Records from a data source

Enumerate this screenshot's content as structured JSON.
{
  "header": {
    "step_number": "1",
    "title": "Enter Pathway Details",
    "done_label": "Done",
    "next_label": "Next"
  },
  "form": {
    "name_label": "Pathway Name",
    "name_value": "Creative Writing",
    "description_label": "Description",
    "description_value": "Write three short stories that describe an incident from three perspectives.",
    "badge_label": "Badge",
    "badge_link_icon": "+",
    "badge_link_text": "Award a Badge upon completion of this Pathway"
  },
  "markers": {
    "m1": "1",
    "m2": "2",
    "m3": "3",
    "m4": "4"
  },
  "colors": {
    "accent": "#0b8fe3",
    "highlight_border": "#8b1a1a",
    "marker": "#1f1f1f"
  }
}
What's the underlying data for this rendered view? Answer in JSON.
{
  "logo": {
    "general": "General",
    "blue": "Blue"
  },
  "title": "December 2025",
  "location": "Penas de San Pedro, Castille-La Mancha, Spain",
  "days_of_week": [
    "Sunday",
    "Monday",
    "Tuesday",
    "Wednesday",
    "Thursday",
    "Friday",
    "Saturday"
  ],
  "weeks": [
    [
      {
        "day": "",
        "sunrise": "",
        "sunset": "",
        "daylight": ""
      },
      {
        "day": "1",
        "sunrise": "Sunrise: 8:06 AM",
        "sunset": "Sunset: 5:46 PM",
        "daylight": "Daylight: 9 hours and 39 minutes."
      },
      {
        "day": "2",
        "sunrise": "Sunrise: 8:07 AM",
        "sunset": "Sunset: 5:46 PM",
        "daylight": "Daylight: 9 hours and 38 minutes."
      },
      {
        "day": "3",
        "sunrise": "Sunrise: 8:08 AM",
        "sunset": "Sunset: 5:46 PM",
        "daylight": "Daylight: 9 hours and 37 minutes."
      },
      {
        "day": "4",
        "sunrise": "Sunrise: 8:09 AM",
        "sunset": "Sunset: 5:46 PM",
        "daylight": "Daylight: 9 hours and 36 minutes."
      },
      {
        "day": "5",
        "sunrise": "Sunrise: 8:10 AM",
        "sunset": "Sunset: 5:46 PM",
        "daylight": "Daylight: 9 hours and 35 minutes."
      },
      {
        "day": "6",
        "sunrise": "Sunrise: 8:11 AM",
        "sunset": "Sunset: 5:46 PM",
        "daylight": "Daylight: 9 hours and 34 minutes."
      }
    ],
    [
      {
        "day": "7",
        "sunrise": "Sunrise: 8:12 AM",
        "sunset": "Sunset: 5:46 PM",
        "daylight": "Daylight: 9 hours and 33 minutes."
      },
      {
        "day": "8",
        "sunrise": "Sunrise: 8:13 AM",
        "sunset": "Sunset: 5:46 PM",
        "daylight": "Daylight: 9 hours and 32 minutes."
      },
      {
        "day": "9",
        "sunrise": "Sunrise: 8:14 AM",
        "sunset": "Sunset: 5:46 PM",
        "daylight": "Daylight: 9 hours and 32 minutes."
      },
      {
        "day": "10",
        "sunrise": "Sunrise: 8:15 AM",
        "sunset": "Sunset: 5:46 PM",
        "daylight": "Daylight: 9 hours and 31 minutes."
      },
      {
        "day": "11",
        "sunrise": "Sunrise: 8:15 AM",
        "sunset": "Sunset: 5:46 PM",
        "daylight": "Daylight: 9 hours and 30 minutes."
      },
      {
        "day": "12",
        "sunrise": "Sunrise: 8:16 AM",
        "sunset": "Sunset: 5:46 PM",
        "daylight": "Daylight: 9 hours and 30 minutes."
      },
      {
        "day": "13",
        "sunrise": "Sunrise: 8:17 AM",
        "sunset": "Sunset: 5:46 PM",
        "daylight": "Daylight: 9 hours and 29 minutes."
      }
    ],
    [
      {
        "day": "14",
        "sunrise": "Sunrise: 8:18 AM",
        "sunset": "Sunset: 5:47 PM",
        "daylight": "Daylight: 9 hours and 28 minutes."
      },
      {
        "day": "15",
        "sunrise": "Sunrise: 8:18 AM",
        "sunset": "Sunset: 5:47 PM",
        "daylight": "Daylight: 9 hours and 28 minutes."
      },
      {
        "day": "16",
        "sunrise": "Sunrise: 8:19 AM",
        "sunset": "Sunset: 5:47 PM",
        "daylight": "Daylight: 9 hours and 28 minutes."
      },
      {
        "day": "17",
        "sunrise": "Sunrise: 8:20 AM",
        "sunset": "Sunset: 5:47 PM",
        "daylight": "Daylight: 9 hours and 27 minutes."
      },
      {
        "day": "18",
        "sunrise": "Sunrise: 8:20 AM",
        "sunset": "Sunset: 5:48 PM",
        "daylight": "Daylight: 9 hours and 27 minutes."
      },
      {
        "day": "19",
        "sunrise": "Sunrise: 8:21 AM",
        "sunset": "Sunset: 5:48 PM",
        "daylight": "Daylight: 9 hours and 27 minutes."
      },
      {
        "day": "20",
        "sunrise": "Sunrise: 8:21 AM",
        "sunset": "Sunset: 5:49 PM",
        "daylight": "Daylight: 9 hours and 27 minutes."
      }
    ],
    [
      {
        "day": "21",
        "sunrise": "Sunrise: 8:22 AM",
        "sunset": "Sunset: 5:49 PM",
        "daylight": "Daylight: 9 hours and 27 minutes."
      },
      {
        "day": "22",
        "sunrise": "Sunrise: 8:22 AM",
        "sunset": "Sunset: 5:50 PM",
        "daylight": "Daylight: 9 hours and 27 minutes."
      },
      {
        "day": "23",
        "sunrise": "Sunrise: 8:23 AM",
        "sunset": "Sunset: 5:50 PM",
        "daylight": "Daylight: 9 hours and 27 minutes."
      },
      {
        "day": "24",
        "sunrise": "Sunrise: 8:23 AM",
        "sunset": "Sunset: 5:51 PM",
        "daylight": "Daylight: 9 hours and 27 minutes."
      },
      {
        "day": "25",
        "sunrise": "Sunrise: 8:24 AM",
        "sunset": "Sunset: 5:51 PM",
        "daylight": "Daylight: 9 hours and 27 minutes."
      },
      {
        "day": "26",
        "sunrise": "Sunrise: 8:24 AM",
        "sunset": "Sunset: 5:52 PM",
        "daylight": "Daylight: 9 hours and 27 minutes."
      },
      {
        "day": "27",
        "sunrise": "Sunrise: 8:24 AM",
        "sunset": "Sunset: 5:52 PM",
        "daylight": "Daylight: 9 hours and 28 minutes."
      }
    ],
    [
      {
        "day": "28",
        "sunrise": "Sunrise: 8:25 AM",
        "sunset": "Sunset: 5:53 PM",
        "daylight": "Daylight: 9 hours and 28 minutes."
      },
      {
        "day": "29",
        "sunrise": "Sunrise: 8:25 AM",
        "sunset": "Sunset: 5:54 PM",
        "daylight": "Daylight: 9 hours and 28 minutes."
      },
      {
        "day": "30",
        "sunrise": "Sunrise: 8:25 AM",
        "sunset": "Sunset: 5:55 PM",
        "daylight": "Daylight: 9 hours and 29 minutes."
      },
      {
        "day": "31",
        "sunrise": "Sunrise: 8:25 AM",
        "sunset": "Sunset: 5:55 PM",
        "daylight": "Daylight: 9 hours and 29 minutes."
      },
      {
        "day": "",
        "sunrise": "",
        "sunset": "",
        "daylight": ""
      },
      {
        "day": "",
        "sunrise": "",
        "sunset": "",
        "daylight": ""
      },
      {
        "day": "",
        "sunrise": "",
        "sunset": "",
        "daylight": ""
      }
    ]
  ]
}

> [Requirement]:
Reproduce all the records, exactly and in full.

> [Solved exercise]:
Enumerate this screenshot's content as structured JSON.
{
  "header": {
    "step_number": "1",
    "title": "Enter Pathway Details",
    "done_label": "Done",
    "next_label": "Next"
  },
  "form": {
    "name_label": "Pathway Name",
    "name_value": "Creative Writing",
    "description_label": "Description",
    "description_value": "Write three short stories that describe an incident from three perspectives.",
    "badge_label": "Badge",
    "badge_link_icon": "+",
    "badge_link_text": "Award a Badge upon completion of this Pathway"
  },
  "markers": {
    "m1": "1",
    "m2": "2",
    "m3": "3",
    "m4": "4"
  },
  "colors": {
    "accent": "#0b8fe3",
    "highlight_border": "#8b1a1a",
    "marker": "#1f1f1f"
  }
}
What's the underlying data for this rendered view? Answer in JSON.
{
  "logo": {
    "general": "General",
    "blue": "Blue"
  },
  "title": "December 2025",
  "location": "Penas de San Pedro, Castille-La Mancha, Spain",
  "days_of_week": [
    "Sunday",
    "Monday",
    "Tuesday",
    "Wednesday",
    "Thursday",
    "Friday",
    "Saturday"
  ],
  "weeks": [
    [
      {
        "day": "",
        "sunrise": "",
        "sunset": "",
        "daylight": ""
      },
      {
        "day": "1",
        "sunrise": "Sunrise: 8:06 AM",
        "sunset": "Sunset: 5:46 PM",
        "daylight": "Daylight: 9 hours and 39 minutes."
      },
      {
        "day": "2",
        "sunrise": "Sunrise: 8:07 AM",
        "sunset": "Sunset: 5:46 PM",
        "daylight": "Daylight: 9 hours and 38 minutes."
      },
      {
        "day": "3",
        "sunrise": "Sunrise: 8:08 AM",
        "sunset": "Sunset: 5:46 PM",
        "daylight": "Daylight: 9 hours and 37 minutes."
      },
      {
        "day": "4",
        "sunrise": "Sunrise: 8:09 AM",
        "sunset": "Sunset: 5:46 PM",
        "daylight": "Daylight: 9 hours and 36 minutes."
      },
      {
        "day": "5",
        "sunrise": "Sunrise: 8:10 AM",
        "sunset": "Sunset: 5:46 PM",
        "daylight": "Daylight: 9 hours and 35 minutes."
      },
      {
        "day": "6",
        "sunrise": "Sunrise: 8:11 AM",
        "sunset": "Sunset: 5:46 PM",
        "daylight": "Daylight: 9 hours and 34 minutes."
      }
    ],
    [
      {
        "day": "7",
        "sunrise": "Sunrise: 8:12 AM",
        "sunset": "Sunset: 5:46 PM",
        "daylight": "Daylight: 9 hours and 33 minutes."
      },
      {
        "day": "8",
        "sunrise": "Sunrise: 8:13 AM",
        "sunset": "Sunset: 5:46 PM",
        "daylight": "Daylight: 9 hours and 32 minutes."
      },
      {
        "day": "9",
        "sunrise": "Sunrise: 8:14 AM",
        "sunset": "Sunset: 5:46 PM",
        "daylight": "Daylight: 9 hours and 32 minutes."
      },
      {
        "day": "10",
        "sunrise": "Sunrise: 8:15 AM",
        "sunset": "Sunset: 5:46 PM",
        "daylight": "Daylight: 9 hours and 31 minutes."
      },
      {
        "day": "11",
        "sunrise": "Sunrise: 8:15 AM",
        "sunset": "Sunset: 5:46 PM",
        "daylight": "Daylight: 9 hours and 30 minutes."
      },
      {
        "day": "12",
        "sunrise": "Sunrise: 8:16 AM",
        "sunset": "Sunset: 5:46 PM",
        "daylight": "Daylight: 9 hours and 30 minutes."
      },
      {
        "day": "13",
        "sunrise": "Sunrise: 8:17 AM",
        "sunset": "Sunset: 5:46 PM",
        "daylight": "Daylight: 9 hours and 29 minutes."
      }
    ],
    [
      {
        "day": "14",
        "sunrise": "Sunrise: 8:18 AM",
        "sunset": "Sunset: 5:47 PM",
        "daylight": "Daylight: 9 hours and 28 minutes."
      },
      {
        "day": "15",
        "sunrise": "Sunrise: 8:18 AM",
        "sunset": "Sunset: 5:47 PM",
        "daylight": "Daylight: 9 hours and 28 minutes."
      },
      {
        "day": "16",
        "sunrise": "Sunrise: 8:19 AM",
        "sunset": "Sunset: 5:47 PM",
        "daylight": "Daylight: 9 hours and 28 minutes."
      },
      {
        "day": "17",
        "sunrise": "Sunrise: 8:20 AM",
        "sunset": "Sunset: 5:47 PM",
        "daylight": "Daylight: 9 hours and 27 minutes."
      },
      {
        "day": "18",
        "sunrise": "Sunrise: 8:20 AM",
        "sunset": "Sunset: 5:48 PM",
        "daylight": "Daylight: 9 hours and 27 minutes."
      },
      {
        "day": "19",
        "sunrise": "Sunrise: 8:21 AM",
        "sunset": "Sunset: 5:48 PM",
        "daylight": "Daylight: 9 hours and 27 minutes."
      },
      {
        "day": "20",
        "sunrise": "Sunrise: 8:21 AM",
        "sunset": "Sunset: 5:49 PM",
        "daylight": "Daylight: 9 hours and 27 minutes."
      }
    ],
    [
      {
        "day": "21",
        "sunrise": "Sunrise: 8:22 AM",
        "sunset": "Sunset: 5:49 PM",
        "daylight": "Daylight: 9 hours and 27 minutes."
      },
      {
        "day": "22",
        "sunrise": "Sunrise: 8:22 AM",
        "sunset": "Sunset: 5:50 PM",
        "daylight": "Daylight: 9 hours and 27 minutes."
      },
      {
        "day": "23",
        "sunrise": "Sunrise: 8:23 AM",
        "sunset": "Sunset: 5:50 PM",
        "daylight": "Daylight: 9 hours and 27 minutes."
      },
      {
        "day": "24",
        "sunrise": "Sunrise: 8:23 AM",
        "sunset": "Sunset: 5:51 PM",
        "daylight": "Daylight: 9 hours and 27 minutes."
      },
      {
        "day": "25",
        "sunrise": "Sunrise: 8:24 AM",
        "sunset": "Sunset: 5:51 PM",
        "daylight": "Daylight: 9 hours and 27 minutes."
      },
      {
        "day": "26",
        "sunrise": "Sunrise: 8:24 AM",
        "sunset": "Sunset: 5:52 PM",
        "daylight": "Daylight: 9 hours and 27 minutes."
      },
      {
        "day": "27",
        "sunrise": "Sunrise: 8:24 AM",
        "sunset": "Sunset: 5:52 PM",
        "daylight": "Daylight: 9 hours and 28 minutes."
      }
    ],
    [
      {
        "day": "28",
        "sunrise": "Sunrise: 8:25 AM",
        "sunset": "Sunset: 5:53 PM",
        "daylight": "Daylight: 9 hours and 28 minutes."
      },
      {
        "day": "29",
        "sunrise": "Sunrise: 8:25 AM",
        "sunset": "Sunset: 5:54 PM",
        "daylight": "Daylight: 9 hours and 28 minutes."
      },
      {
        "day": "30",
        "sunrise": "Sunrise: 8:25 AM",
        "sunset": "Sunset: 5:55 PM",
        "daylight": "Daylight: 9 hours and 29 minutes."
      },
      {
        "day": "31",
        "sunrise": "Sunrise: 8:25 AM",
        "sunset": "Sunset: 5:55 PM",
        "daylight": "Daylight: 9 hours and 29 minutes."
      },
      {
        "day": "",
        "sunrise": "",
        "sunset": "",
        "daylight": ""
      },
      {
        "day": "",
        "sunrise": "",
        "sunset": "",
        "daylight": ""
      },
      {
        "day": "",
        "sunrise": "",
        "sunset": "",
        "daylight": ""
      }
    ]
  ]
}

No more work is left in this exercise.